We strive to make trail information as accurate as possible. Friends Of Blue Mountain – Birch Cove Lakes disclaims any liability for accident, loss, injury, inconvenience, or any other damage that may be sustained by anyone using the information contained on this website. Trail construction and maintenance is not the undertaking or responsibility of our society. Trail users are solely responsible for using their own judgment in interpreting this information to safely enjoy outdoor pursuits throughout any property within the boundaries of Blue Mountain – Birch Cove Lakes.


Susies Lake, the heart of nine Birch Cove Lakes, offers a canoeing experience that rivals those found in National parks.
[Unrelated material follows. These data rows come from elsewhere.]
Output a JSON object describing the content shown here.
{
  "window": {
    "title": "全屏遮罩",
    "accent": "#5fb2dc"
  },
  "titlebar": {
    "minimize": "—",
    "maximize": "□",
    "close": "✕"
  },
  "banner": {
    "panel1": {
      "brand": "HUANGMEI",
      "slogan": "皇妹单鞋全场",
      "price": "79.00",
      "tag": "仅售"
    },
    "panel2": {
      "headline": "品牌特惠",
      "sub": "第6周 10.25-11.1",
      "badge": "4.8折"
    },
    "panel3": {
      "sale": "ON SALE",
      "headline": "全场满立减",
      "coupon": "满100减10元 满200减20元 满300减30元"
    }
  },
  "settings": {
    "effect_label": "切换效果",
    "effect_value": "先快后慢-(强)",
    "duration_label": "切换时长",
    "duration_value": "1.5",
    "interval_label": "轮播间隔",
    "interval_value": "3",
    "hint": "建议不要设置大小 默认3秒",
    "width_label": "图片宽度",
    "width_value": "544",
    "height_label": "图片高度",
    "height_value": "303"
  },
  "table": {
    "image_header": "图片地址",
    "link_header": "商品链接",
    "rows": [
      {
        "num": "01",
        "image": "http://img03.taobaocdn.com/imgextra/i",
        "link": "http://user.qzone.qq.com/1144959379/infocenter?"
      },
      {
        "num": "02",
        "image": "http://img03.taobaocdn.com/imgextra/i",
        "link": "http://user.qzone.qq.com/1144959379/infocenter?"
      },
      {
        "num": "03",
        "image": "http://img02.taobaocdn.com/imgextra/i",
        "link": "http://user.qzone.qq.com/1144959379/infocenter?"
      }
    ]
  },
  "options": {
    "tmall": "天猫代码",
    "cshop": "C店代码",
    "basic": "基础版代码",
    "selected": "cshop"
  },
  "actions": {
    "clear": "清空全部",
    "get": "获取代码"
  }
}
When paddling these waters, it is not uncommon to see otters, beavers, and bald eagles soaring overhead.


With the extensive variety and mix of woodlands, plant species, food sources and wetlands, the Blue Mountain – Birch Cove Lakes offers considerable options for bird habitat.

One of the species of interest is the common loon. If you are aware of a nesting pair on any of the many lakes found within the boundaries of Blue Mountain Birch Cove Lakes, please let us know, and we will confirm their status and register their presence with the Birds Canada, national loon survey

Birders are invited to contact us with updates and recent sightings.

  1. Mallard
  2. Mallard x Black Duck cross
  3. Common Merganser
  4. Ring-necked Pheasant
  5. Ruffed Grouse
  6. Common Loon
  7. Osprey
  8. American Kestrel
  9. American Woodcock
  10. Herring Gull
  11. Great Black-backed Gull
  12. Rock Dove
  13. Mourning Dove
  14. Barred Owl
  15. Long-eared Owl
  16. Northern Saw-whet Owl
  17. Common Nighthawk
  18. Ruby-throated Hummingbird
  19. Yellow-bellied Sapsucker
  20. Downy Woodpecker
  21. Hairy Woodpecker
  22. Northern Flicker
  23. Pileated Woodpecker
  24. Eastern Wood-Peewee
  25. Yellow-bellied Flycatcher
  26. Alder Flycatcher
  27. Blue-headed Vireo
  28. Red-eyed Vireo
  29. Grey Jay
  30. Blue Jay
  31. American Crow
  32. Common Raven
  33. Tree Swallow
  34. Black-capped Chickadee
  35. Boreal Chickadee
  36. Red-breasted Nuthatch
  37. Brown Creeper
  38. Winter Wren
  39. Golden-crowned Kinglet
  40. Ruby-crowned Kinglet
  41. Swainson’s Thrush
  42. Hermit Thrush
  43. American Robin
  44. European Starling
  45. Cedar Waxwing
  46. Nashville Warbler
  47. Northern Parula
  48. Yellow Warbler
  49. Chestnut-sided warbler
  50. Magnolia Warbler
  51. Cape May Warbler
  52. Black-throated Blue Warbler
  53. Yellow-rumped Warbler
  54. Black-throated Green Warbler
  55. Blackburnian Warbler
  56. Palm Warbler
  57. Black and White Warbler
  58. American Redstart
  59. Ovenbird
  60. Mourning Warbler
  61. Common Yellowthroat
  62. Song Sparrow
  63. Lincoln’s Sparrow
  64. Swamp Sparrow
  65. White-throated Sparrow
  66. Dark-eyed Junco
  67. Red-winged Blackbird
  68. Common Grackle
  69. Pine Grosbeak
  70. Purple Finch
  71. Red Crossbill
  72. White-winged Crossbill
  73. Pine Siskin
  74. American Goldfinch

iNaturalist has a dedicated page for tracking flora and fauna sightings at Blue Mountain – Birch Cove Lakes. 

Photography & Art

Capturing the natural world’s stunning beauty and the wildlife inhabiting it is a passion for many. For many local artists, visiting BMBCL to capture its beauty has been an important part of building awareness of this wilderness area. Artists such as Joy Laking, Ron Kuwahara, Sunetra Ekanayake, Don Pentz, Geoffrey Grantham, and photographer Irwin Barrett, to name a few, have ventured into BMBCL Wilderness to capture its beauty. Many artists plein air paint in BMBCL—painting outside rather than doing it from a photo or in studio.

Friends of BMBLC organize such events on occasion; but BMBCL Wilderness is always open and is the perfect place for artists to visit, be inspired and help promote the importance of protecting wilderness by sharing artwork.

Friends of Blue Mountain & Birch Cove Lakes